Below are the records; copy each line in which "folder" can be found.

*** TASK INPUTS ***

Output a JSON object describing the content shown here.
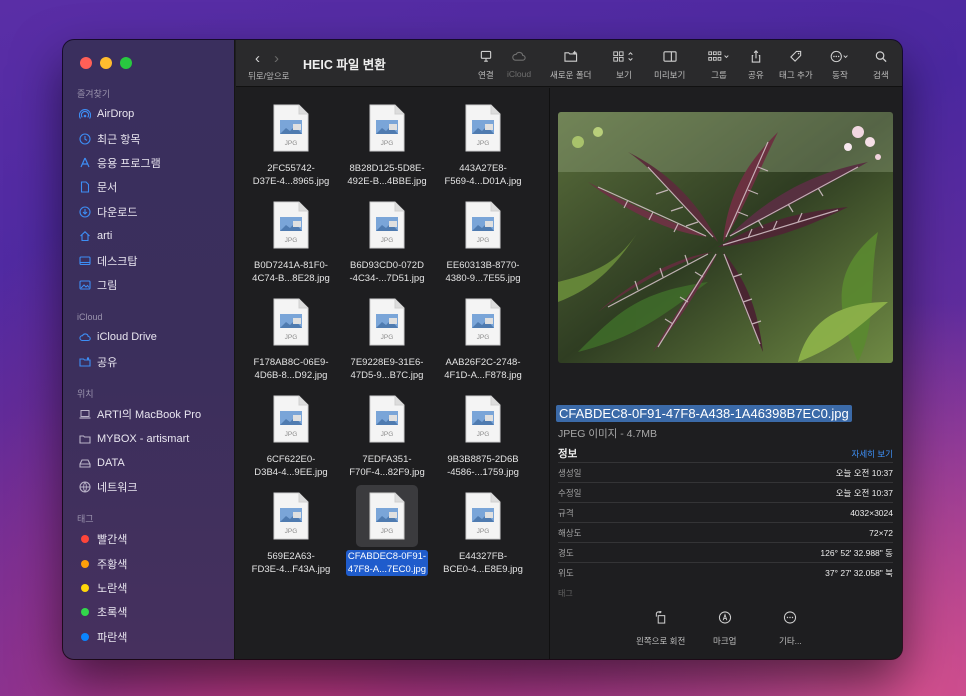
{
  "window": {
    "title": "HEIC 파일 변환",
    "back_label": "뒤로/앞으로"
  },
  "toolbar": {
    "buttons": [
      {
        "label": "연결",
        "icon": "monitor-icon"
      },
      {
        "label": "iCloud",
        "icon": "icloud-icon",
        "disabled": true
      },
      {
        "label": "새로운 폴더",
        "icon": "new-folder-icon"
      },
      {
        "label": "보기",
        "icon": "grid-view-icon"
      },
      {
        "label": "미리보기",
        "icon": "preview-pane-icon"
      },
      {
        "label": "그룹",
        "icon": "group-icon"
      },
      {
        "label": "공유",
        "icon": "share-icon"
      },
      {
        "label": "태그 추가",
        "icon": "tag-icon"
      },
      {
        "label": "동작",
        "icon": "action-icon"
      },
      {
        "label": "검색",
        "icon": "search-icon"
      }
    ]
  },
  "sidebar": {
    "favorites_heading": "즐겨찾기",
    "favorites": [
      {
        "label": "AirDrop",
        "icon": "airdrop-icon"
      },
      {
        "label": "최근 항목",
        "icon": "clock-icon"
      },
      {
        "label": "응용 프로그램",
        "icon": "applications-icon"
      },
      {
        "label": "문서",
        "icon": "document-icon"
      },
      {
        "label": "다운로드",
        "icon": "download-icon"
      },
      {
        "label": "arti",
        "icon": "home-icon"
      },
      {
        "label": "데스크탑",
        "icon": "desktop-icon"
      },
      {
        "label": "그림",
        "icon": "pictures-icon"
      }
    ],
    "icloud_heading": "iCloud",
    "icloud": [
      {
        "label": "iCloud Drive",
        "icon": "icloud-icon"
      },
      {
        "label": "공유",
        "icon": "shared-folder-icon"
      }
    ],
    "locations_heading": "위치",
    "locations": [
      {
        "label": "ARTI의 MacBook Pro",
        "icon": "laptop-icon"
      },
      {
        "label": "MYBOX - artismart",
        "icon": "folder-icon"
      },
      {
        "label": "DATA",
        "icon": "drive-icon"
      },
      {
        "label": "네트워크",
        "icon": "network-icon"
      }
    ],
    "tags_heading": "태그",
    "tags": [
      {
        "label": "빨간색",
        "color": "#ff453a"
      },
      {
        "label": "주황색",
        "color": "#ff9f0a"
      },
      {
        "label": "노란색",
        "color": "#ffd60a"
      },
      {
        "label": "초록색",
        "color": "#32d74b"
      },
      {
        "label": "파란색",
        "color": "#0a84ff"
      }
    ]
  },
  "files": [
    {
      "line1": "2FC55742-",
      "line2": "D37E-4...8965.jpg"
    },
    {
      "line1": "8B28D125-5D8E-",
      "line2": "492E-B...4BBE.jpg"
    },
    {
      "line1": "443A27E8-",
      "line2": "F569-4...D01A.jpg"
    },
    {
      "line1": "B0D7241A-81F0-",
      "line2": "4C74-B...8E28.jpg"
    },
    {
      "line1": "B6D93CD0-072D",
      "line2": "-4C34-...7D51.jpg"
    },
    {
      "line1": "EE60313B-8770-",
      "line2": "4380-9...7E55.jpg"
    },
    {
      "line1": "F178AB8C-06E9-",
      "line2": "4D6B-8...D92.jpg"
    },
    {
      "line1": "7E9228E9-31E6-",
      "line2": "47D5-9...B7C.jpg"
    },
    {
      "line1": "AAB26F2C-2748-",
      "line2": "4F1D-A...F878.jpg"
    },
    {
      "line1": "6CF622E0-",
      "line2": "D3B4-4...9EE.jpg"
    },
    {
      "line1": "7EDFA351-",
      "line2": "F70F-4...82F9.jpg"
    },
    {
      "line1": "9B3B8875-2D6B",
      "line2": "-4586-...1759.jpg"
    },
    {
      "line1": "569E2A63-",
      "line2": "FD3E-4...F43A.jpg"
    },
    {
      "line1": "CFABDEC8-0F91-",
      "line2": "47F8-A...7EC0.jpg",
      "selected": true
    },
    {
      "line1": "E44327FB-",
      "line2": "BCE0-4...E8E9.jpg"
    }
  ],
  "file_icon_label": "JPG",
  "preview": {
    "filename": "CFABDEC8-0F91-47F8-A438-1A46398B7EC0.jpg",
    "type": "JPEG 이미지 - 4.7MB",
    "info_heading": "정보",
    "more_link": "자세히 보기",
    "rows": [
      {
        "k": "생성일",
        "v": "오늘 오전 10:37"
      },
      {
        "k": "수정일",
        "v": "오늘 오전 10:37"
      },
      {
        "k": "규격",
        "v": "4032×3024"
      },
      {
        "k": "해상도",
        "v": "72×72"
      },
      {
        "k": "경도",
        "v": "126° 52' 32.988\" 동"
      },
      {
        "k": "위도",
        "v": "37° 27' 32.058\" 북"
      }
    ],
    "faded_label": "태그",
    "actions": [
      {
        "label": "왼쪽으로 회전",
        "icon": "rotate-left-icon"
      },
      {
        "label": "마크업",
        "icon": "markup-icon"
      },
      {
        "label": "기타...",
        "icon": "more-icon"
      }
    ]
  }
}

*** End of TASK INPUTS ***

EXERCISE RESULT:
        "icon": "new-folder-icon"
        "icon": "shared-folder-icon"
        "icon": "folder-icon"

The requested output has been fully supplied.